■ **Data excerpts**:
※
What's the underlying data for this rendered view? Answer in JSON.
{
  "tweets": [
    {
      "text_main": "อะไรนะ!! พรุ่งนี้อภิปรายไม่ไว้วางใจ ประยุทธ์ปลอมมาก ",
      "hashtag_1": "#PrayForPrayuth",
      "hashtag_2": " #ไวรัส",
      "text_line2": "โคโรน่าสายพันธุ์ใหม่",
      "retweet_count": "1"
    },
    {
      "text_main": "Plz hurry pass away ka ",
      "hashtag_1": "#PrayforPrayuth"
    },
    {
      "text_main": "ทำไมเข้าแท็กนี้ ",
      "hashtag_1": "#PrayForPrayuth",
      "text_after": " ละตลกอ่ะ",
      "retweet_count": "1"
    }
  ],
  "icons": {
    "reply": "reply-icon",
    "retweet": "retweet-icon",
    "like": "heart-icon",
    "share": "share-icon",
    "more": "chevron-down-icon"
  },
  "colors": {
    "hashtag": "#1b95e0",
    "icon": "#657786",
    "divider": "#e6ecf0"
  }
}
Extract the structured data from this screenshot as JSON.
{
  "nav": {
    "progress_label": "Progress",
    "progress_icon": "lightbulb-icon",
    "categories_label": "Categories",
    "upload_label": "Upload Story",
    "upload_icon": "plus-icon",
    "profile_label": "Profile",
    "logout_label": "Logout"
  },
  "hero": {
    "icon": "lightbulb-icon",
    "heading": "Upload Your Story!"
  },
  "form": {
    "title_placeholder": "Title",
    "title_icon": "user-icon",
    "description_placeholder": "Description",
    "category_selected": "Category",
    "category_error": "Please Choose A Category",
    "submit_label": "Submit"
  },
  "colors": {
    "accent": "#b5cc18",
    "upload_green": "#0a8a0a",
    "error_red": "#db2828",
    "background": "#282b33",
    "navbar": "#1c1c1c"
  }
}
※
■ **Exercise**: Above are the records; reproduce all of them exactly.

■ **Task answer**:
What's the underlying data for this rendered view? Answer in JSON.
{
  "tweets": [
    {
      "text_main": "อะไรนะ!! พรุ่งนี้อภิปรายไม่ไว้วางใจ ประยุทธ์ปลอมมาก ",
      "hashtag_1": "#PrayForPrayuth",
      "hashtag_2": " #ไวรัส",
      "text_line2": "โคโรน่าสายพันธุ์ใหม่",
      "retweet_count": "1"
    },
    {
      "text_main": "Plz hurry pass away ka ",
      "hashtag_1": "#PrayforPrayuth"
    },
    {
      "text_main": "ทำไมเข้าแท็กนี้ ",
      "hashtag_1": "#PrayForPrayuth",
      "text_after": " ละตลกอ่ะ",
      "retweet_count": "1"
    }
  ],
  "icons": {
    "reply": "reply-icon",
    "retweet": "retweet-icon",
    "like": "heart-icon",
    "share": "share-icon",
    "more": "chevron-down-icon"
  },
  "colors": {
    "hashtag": "#1b95e0",
    "icon": "#657786",
    "divider": "#e6ecf0"
  }
}
Extract the structured data from this screenshot as JSON.
{
  "nav": {
    "progress_label": "Progress",
    "progress_icon": "lightbulb-icon",
    "categories_label": "Categories",
    "upload_label": "Upload Story",
    "upload_icon": "plus-icon",
    "profile_label": "Profile",
    "logout_label": "Logout"
  },
  "hero": {
    "icon": "lightbulb-icon",
    "heading": "Upload Your Story!"
  },
  "form": {
    "title_placeholder": "Title",
    "title_icon": "user-icon",
    "description_placeholder": "Description",
    "category_selected": "Category",
    "category_error": "Please Choose A Category",
    "submit_label": "Submit"
  },
  "colors": {
    "accent": "#b5cc18",
    "upload_green": "#0a8a0a",
    "error_red": "#db2828",
    "background": "#282b33",
    "navbar": "#1c1c1c"
  }
}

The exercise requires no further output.